SEO pros also sometimes use secondary keywords in their titles if they want to rank for multiple keywords but don’t have enough content on a given page to do so. For example, if you’re writing an article about how to get a job at Google and you also want it to rank for “How To Get A Job In Tech,” you may want to use both phrases in the title.
Header Tag (H1)
The second most important spot is the header tags. Header tags are H1 through H6. These are typically used to break up the content into bite-sized chunks.
The H1 tag is by far the most important place after your title. It is the same as a newspaper title. The H1 tag is an indicator of what your page is about and it should be unique on every page. It’s also important that it’s short and sweet, so it fits into Google’s search results (which also uses other factors like title tags).
The H1 tag is a critical on-page element that should be used to tell search engines what the page is about. The H1 tag is an indicator of what your page is about and it should be unique on every page.
Google has made it clear that they expect H1s to be unique. They are not a site wide declaration of what your site is about, they are a declaration of what the specific page is about.
In fact if you have multiple H1 tags on a single page, Google makes no promises as to which one it will reward. This can be problematic for template driven sites where the H1 tag has been locked into the template and cannot be modified by the content writer.
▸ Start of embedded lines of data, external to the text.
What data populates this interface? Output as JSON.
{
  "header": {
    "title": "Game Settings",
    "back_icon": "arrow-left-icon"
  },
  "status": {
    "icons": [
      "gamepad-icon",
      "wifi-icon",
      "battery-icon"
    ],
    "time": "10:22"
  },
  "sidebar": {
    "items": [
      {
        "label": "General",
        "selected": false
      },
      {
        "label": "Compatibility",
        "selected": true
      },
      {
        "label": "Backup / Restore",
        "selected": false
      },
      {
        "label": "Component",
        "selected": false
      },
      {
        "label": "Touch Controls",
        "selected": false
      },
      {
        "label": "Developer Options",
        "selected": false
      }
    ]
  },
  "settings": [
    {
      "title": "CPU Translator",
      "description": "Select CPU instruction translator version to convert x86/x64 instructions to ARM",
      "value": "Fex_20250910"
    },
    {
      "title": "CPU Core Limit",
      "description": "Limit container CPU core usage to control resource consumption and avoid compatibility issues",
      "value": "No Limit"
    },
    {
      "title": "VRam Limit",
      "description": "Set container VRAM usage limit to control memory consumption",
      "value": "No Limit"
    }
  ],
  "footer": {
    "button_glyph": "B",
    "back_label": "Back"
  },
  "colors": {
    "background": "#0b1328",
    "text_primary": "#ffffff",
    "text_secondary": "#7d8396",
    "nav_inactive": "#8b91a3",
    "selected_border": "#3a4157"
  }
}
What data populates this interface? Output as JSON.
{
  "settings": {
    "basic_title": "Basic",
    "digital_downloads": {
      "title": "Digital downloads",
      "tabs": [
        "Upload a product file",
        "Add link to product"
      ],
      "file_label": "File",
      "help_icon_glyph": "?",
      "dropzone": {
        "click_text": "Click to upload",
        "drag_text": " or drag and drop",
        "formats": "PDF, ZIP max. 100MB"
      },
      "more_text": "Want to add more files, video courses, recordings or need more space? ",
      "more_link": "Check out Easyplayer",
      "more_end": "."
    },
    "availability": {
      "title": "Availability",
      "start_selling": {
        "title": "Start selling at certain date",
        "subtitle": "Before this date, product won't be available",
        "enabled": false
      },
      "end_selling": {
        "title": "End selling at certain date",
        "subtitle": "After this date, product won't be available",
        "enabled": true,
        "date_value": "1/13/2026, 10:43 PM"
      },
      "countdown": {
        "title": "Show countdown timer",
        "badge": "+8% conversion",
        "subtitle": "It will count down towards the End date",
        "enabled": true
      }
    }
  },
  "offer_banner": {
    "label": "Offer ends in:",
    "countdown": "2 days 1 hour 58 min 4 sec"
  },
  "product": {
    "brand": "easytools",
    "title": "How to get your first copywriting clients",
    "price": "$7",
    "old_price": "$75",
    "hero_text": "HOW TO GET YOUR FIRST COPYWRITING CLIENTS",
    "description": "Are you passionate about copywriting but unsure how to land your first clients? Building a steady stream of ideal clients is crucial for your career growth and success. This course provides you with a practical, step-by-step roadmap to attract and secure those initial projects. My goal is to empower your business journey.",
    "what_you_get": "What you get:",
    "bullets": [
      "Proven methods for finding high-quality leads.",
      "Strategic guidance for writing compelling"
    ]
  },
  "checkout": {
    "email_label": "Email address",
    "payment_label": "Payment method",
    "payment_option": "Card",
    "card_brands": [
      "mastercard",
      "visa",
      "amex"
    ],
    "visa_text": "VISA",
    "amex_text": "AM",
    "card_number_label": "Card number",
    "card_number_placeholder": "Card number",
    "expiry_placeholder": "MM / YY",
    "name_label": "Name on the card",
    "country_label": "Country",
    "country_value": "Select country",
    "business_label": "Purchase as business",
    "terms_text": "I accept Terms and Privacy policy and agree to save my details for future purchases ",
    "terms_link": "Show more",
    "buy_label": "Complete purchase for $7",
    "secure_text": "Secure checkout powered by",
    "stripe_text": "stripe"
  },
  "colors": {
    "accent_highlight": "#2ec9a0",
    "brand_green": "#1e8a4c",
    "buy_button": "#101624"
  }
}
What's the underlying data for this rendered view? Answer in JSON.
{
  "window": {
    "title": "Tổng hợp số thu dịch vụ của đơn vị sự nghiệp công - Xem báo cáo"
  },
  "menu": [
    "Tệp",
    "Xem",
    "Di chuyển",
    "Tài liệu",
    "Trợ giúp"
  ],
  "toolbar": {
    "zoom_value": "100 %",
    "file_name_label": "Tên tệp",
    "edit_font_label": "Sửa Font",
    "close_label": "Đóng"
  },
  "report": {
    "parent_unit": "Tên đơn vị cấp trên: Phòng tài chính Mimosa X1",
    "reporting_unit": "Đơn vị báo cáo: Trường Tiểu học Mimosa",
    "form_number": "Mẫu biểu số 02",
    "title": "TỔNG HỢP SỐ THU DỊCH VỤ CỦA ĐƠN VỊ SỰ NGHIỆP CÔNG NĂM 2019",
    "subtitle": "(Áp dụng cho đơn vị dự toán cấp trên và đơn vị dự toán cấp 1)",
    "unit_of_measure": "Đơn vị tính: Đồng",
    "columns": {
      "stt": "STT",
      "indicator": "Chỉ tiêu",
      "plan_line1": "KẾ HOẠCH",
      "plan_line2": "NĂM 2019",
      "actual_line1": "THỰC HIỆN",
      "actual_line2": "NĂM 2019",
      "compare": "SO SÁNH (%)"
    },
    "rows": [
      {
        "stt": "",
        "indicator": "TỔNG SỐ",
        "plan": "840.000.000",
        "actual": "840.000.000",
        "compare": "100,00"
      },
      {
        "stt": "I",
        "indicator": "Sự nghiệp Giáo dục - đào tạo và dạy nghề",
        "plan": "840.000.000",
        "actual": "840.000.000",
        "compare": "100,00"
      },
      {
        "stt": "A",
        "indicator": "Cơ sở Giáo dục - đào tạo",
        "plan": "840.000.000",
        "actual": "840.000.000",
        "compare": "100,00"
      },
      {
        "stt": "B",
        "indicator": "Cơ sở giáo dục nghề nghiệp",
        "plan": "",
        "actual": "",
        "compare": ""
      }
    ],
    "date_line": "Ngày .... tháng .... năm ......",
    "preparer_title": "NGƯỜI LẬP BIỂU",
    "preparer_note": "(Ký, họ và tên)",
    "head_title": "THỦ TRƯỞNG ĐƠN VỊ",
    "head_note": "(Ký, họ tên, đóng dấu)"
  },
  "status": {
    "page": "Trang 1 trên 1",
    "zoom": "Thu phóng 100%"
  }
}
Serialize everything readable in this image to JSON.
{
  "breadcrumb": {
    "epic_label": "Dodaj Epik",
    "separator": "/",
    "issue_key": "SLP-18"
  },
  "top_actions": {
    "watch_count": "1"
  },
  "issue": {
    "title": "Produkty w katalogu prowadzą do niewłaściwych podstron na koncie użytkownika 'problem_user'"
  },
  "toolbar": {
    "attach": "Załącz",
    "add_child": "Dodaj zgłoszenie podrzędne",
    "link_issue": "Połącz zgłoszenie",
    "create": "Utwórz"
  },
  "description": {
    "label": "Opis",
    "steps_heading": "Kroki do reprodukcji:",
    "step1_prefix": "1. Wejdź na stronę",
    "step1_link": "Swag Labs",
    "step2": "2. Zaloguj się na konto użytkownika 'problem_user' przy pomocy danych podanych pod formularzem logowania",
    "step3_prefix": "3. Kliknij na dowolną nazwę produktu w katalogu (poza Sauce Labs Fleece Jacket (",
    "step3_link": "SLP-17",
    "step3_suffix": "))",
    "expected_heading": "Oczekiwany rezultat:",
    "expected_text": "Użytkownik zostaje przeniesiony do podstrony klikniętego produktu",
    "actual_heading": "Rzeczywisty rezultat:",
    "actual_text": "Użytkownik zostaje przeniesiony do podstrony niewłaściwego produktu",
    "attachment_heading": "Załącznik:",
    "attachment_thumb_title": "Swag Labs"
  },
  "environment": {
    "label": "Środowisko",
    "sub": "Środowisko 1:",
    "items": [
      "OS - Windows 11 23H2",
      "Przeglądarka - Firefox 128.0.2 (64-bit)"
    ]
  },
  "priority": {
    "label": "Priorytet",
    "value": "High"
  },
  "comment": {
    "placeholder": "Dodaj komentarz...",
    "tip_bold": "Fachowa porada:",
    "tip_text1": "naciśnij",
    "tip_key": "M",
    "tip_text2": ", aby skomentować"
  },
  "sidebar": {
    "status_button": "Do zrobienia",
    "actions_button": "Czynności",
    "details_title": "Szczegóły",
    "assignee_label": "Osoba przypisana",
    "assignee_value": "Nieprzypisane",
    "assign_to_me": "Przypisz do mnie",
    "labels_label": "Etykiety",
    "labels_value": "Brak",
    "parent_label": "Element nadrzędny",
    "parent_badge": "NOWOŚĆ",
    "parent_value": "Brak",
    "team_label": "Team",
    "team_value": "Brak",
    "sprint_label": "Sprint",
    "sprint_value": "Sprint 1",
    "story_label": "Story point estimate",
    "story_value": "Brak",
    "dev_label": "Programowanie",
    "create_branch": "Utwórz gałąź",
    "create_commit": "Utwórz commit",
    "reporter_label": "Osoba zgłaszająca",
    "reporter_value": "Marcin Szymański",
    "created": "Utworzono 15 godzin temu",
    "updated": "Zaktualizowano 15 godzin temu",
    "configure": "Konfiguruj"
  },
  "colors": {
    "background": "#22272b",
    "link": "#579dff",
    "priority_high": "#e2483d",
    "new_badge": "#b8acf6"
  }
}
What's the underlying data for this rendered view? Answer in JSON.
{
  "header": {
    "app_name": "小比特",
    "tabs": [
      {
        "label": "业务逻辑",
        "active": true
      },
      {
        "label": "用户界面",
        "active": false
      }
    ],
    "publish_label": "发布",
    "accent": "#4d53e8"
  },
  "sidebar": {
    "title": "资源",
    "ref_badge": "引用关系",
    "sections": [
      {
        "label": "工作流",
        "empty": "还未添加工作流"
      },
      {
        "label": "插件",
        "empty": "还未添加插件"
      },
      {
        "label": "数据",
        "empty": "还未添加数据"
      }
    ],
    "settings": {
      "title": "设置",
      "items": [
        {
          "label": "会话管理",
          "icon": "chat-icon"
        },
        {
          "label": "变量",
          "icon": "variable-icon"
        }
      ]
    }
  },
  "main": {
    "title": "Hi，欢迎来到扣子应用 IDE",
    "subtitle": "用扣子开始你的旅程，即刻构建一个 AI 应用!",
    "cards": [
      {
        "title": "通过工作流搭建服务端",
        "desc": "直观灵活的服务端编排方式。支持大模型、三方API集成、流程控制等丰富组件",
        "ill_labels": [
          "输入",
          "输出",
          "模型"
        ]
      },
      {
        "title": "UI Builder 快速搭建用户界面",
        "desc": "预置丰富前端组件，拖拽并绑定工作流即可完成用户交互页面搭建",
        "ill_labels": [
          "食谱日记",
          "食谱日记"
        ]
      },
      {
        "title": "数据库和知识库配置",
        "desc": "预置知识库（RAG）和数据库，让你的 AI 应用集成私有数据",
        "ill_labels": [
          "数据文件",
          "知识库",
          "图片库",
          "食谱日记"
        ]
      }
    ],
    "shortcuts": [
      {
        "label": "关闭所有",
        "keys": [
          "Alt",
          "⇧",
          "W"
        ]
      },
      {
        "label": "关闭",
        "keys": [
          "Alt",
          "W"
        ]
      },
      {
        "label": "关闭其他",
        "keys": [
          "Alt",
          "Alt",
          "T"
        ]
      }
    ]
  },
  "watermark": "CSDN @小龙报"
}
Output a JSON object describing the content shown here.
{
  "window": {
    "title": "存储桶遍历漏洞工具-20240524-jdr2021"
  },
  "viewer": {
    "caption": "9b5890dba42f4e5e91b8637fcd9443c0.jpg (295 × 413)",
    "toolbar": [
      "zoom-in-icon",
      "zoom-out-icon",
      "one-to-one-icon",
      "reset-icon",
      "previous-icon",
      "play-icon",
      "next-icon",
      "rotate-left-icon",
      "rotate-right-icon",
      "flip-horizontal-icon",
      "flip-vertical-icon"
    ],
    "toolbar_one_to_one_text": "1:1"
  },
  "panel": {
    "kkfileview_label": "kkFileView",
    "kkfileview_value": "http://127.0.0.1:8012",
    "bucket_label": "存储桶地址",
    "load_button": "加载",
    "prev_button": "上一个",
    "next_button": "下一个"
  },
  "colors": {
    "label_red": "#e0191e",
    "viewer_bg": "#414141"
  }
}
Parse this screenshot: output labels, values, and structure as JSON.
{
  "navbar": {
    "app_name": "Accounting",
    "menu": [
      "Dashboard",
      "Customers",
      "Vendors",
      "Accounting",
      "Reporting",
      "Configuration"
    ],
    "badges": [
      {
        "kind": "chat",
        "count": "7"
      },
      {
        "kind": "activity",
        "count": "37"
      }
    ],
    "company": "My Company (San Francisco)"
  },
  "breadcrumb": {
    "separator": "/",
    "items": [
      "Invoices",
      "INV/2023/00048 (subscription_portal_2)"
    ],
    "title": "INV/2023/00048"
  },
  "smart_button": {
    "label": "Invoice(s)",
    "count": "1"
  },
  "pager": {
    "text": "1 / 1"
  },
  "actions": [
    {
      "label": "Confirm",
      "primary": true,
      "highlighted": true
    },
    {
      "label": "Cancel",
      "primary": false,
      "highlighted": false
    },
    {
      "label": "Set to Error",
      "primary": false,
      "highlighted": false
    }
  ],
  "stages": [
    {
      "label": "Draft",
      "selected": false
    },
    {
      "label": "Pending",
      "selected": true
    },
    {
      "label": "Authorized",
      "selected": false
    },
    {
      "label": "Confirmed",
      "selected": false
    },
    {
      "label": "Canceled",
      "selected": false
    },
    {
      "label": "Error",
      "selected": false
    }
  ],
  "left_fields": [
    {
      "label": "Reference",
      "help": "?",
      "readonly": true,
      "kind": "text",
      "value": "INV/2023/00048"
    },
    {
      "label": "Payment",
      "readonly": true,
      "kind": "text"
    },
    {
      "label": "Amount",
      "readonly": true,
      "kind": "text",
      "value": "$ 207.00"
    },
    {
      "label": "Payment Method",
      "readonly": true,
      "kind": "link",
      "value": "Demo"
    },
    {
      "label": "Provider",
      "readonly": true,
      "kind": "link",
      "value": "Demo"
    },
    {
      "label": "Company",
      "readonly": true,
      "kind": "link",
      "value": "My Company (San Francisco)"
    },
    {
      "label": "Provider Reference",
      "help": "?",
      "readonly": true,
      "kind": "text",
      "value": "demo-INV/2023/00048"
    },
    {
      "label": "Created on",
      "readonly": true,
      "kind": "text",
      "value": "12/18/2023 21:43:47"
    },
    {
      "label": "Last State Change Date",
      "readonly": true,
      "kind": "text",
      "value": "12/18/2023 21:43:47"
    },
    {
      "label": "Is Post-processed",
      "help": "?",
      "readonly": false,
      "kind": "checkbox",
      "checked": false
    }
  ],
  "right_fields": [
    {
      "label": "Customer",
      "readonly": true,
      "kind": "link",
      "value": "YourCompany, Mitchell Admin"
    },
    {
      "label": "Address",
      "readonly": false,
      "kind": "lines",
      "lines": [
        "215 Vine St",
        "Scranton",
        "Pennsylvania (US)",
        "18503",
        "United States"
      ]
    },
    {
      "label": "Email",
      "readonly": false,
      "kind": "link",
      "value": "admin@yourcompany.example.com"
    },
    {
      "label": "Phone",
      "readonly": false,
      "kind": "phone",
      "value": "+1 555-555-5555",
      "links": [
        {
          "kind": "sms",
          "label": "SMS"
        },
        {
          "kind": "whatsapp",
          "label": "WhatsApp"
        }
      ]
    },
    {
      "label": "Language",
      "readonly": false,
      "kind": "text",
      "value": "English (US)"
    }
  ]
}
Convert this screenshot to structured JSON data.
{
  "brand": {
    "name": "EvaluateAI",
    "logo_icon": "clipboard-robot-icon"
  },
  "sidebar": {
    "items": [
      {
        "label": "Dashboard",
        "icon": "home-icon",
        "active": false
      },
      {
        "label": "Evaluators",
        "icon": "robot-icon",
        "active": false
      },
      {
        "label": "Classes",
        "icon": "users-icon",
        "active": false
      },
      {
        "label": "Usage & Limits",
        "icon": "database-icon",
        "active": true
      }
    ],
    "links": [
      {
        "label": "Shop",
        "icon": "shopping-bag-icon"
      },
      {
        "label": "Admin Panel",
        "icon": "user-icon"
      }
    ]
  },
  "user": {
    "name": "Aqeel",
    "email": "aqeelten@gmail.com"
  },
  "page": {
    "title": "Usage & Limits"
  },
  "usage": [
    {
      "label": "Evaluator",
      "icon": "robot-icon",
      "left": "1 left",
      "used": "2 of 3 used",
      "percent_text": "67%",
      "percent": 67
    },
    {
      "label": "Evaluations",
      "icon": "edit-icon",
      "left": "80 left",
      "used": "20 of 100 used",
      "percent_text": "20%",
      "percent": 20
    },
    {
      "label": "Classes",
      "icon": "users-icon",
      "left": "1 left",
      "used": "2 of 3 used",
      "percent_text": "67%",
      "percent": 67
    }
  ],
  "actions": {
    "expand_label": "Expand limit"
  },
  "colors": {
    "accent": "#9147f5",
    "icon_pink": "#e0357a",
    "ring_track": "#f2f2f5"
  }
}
It can also be difficult for some ecommerce sites where the product name tends to repeat itself across many pages. For example, if you have a product called “red flowers” it may appear in multiple categories and subcategories such as “gifts”, “flowers”, “cheap gifts” and “cheap flowers”.
Put keyword in the URL.
The URL or link to your page is also a key spot to “key” your keyword. With so much weight being given to backlinks, it’s a good idea to provide a link from one of your pages to another. If you’re linking from one of your pages, include the keyword in the anchor text.
Search engines look at your URL and use it as a secondary indicator of what your page is about. And since they display the URL in the search results, it gives users an idea of what the page will be about before they click.
For example, if you’re writing an article about chocolate chip cookies, you want your URL to include some form of “chocolate-chip-cookie.” It should be short, sweet and to the point. (I’ve found that a number of people will read the URL before reading anything else on the page.)
Another nice thing about keywords (besides the fact that you can rank in Google and other search engines) is that they help to attract customers. You see, if you were to use a specific phrase or keyword, then people might be more likely to buy from your site.
The URL or link to your page is also a key spot to “key” your keyword. It’s a good idea to provide a link from one of your pages to another. If you’re linking from one of your pages, include the keyword in the anchor text.
Also, make sure that these links are working properly. Many times you’ll find that there are broken links on your site. These are not only annoying, but they cause problems with search engine optimization as well.
Keyword in the content body.
The last place we’re going to talk about keywords is in the body of the content. You should use your target keyword at least once within the content.
However, using it more than a few times will probably hurt you more than help you, so don’t overdo it. Make sure that it makes sense in the context of everything. And always make sure you are writing for people first and search engines second.
The reason you want to do this is because Google will see this keyword and know that it’s relevant to search queries matching that term.
Here’s another reason you want to use your keyword in the content body. Because it can help establish what the page is about. This helps Google to understands it better.
Consider this example:
Let’s say you have a website about camping. One of your pages might be about tents. Describe all different kinds of tents, and provide some tips for pitching a tent. In this example, “tents” would be a good target keyword for this page.
One of your other pages might be about camping stoves, and discuss the different types of stoves that are available. “Camping stoves” would be a good primary keyword for this page.